Where to trade ETFS?
ETFs offer real-time pricing and often allow for tax optimisation, but they suffer from the need to deal with a broker to make purchases and sales. For private European investors, using a brokerage platform (a “broker”) is usually the best approach, as direct access to a fund provider is either impossible or reserved for very large amounts. Fortunately, there are now very competitive offers for ETF investors who are paying attention.
Examples of brokers
There are many platforms to consider, but it is essential that they are properly licensed, have a good reputation and charge low commissions. The beginner investors can look at DEGIRO (a European broker from the Netherlands that also offers a good range of low-cost investments) or the US-based Interactive Brokers, which offers broader options with a very comprehensive platform. Most trades will cost you around USD 1 at Interactive Brokers, with comparable or no fees at DEGIRO. Neither broker charges custody or administrative fees.
Jurisdiction of the broker
The domicile of your broker is also important, with positive and negative aspects for each jurisdiction:
- In Europe, data protection is higher than in the US or the Far East. If these aspects are important to you, good conditions are available in Europe with DEGIRO ;
- US brokers may present a slight political risk with a consequent asset freeze and less respect for private data. However, the strength of their services and the broader offerings more than compensate for these distant disadvantages. In any case, US brokers such as Interactive Brokers serve European and Swiss clients through accounts opened outside the US (such as in Luxembourg or the UK – regulated by the FCA). They must therefore comply with the banking laws of those jurisdictions, even though the group is under consolidated US supervision;
- The comfort and security of having a Swiss broker generally leads to higher fees than the two examples given above as Swiss brokers are legally required to charge stamp duty and have more unfavourable pricing (especially in forex).
What would happen if the broker goes bankrupt?
If the broker fails, the rules that apply will depend on where your account is domiciled. In serious jurisdictions (including all of those mentioned above: US, EU and Switzerland), there is a segregation of assets for collective investment schemes in the event of the failure of the fund management company and your securities should be protected, as they will be segregated from the bankrupt estate.
Considering the case of problems or bankruptcy at the level of the custodian, a new receiving custodian can easily transfer the assets removed from a bankruptcy estate. Licences for the custody business generally require extensive supervision, making fraud less likely. Moreover, since the depositary business is not part of financial groups taking positions on their balance sheet, these entities have lower exposure to market risks: Apart from operational problems or fraud, a bankruptcy/reorganisation would presumably be due to a lack of profitability. It is more likely to anticipate and resolve such slowly materializing events than the effect of a sudden market turmoil.

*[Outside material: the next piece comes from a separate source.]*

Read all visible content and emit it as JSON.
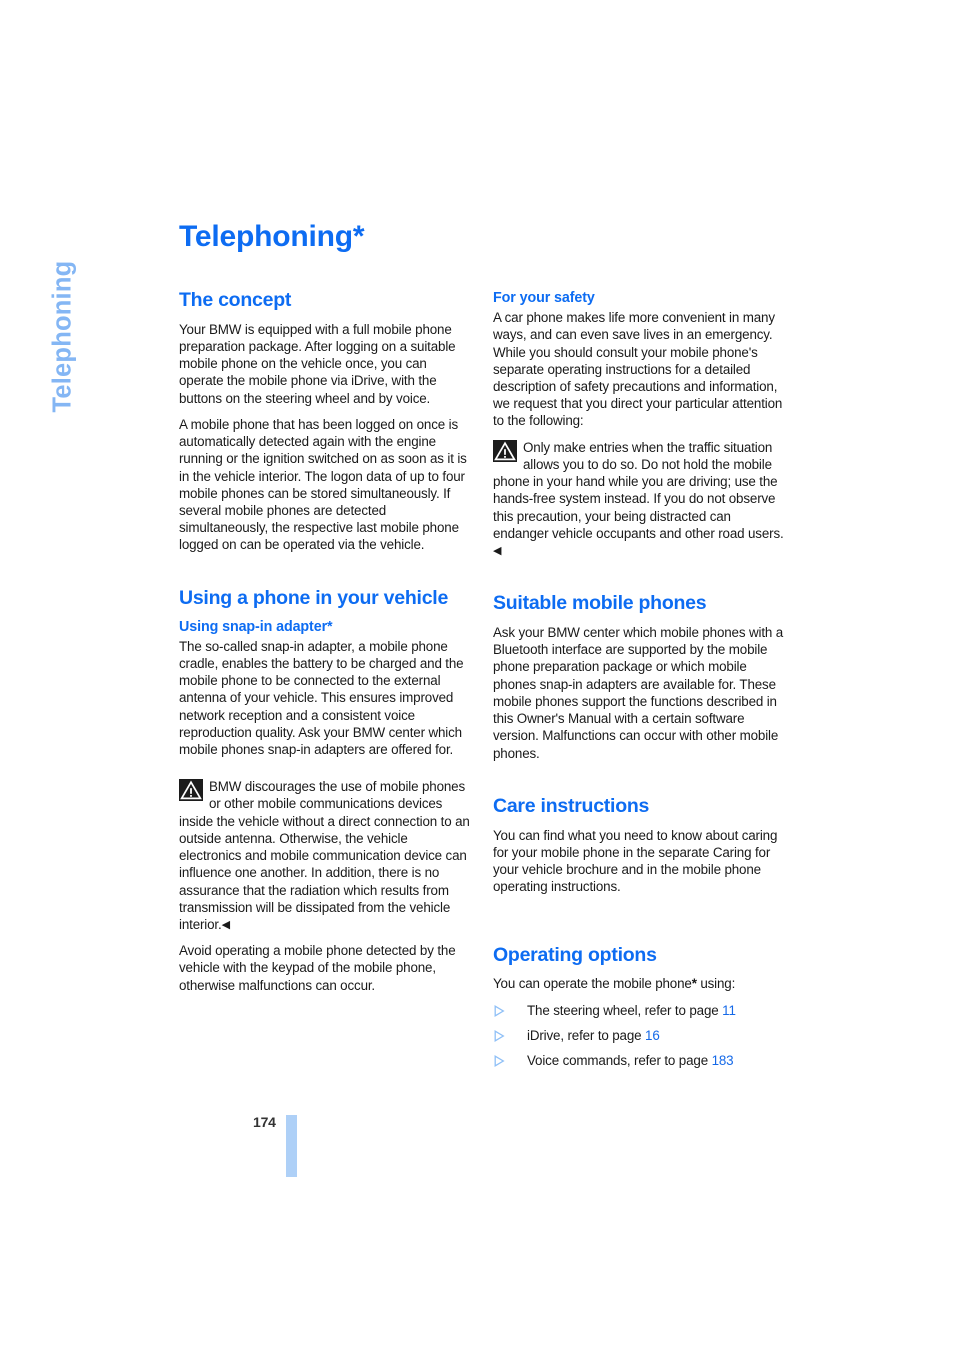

The two providers mentioned (DEGIRO and Interactive Brokers) are excellent choices if you are domiciled in the EU or Switzerland. Feel free to compare the different options of the international brokers serving your jurisdiction, using these two examples as a reference. If you are already trading with your local bank, you may also want to compare rates and you may be surprised at the significant cost differences between these two illustrations and your “trusted bank.
In any case, pay attention to the fees for each transaction and securities deposit. Also, check all the information about your tax and financial situation and make sure that the companies are solid and have been offering their services for several years already before entrusting them with large sums of money.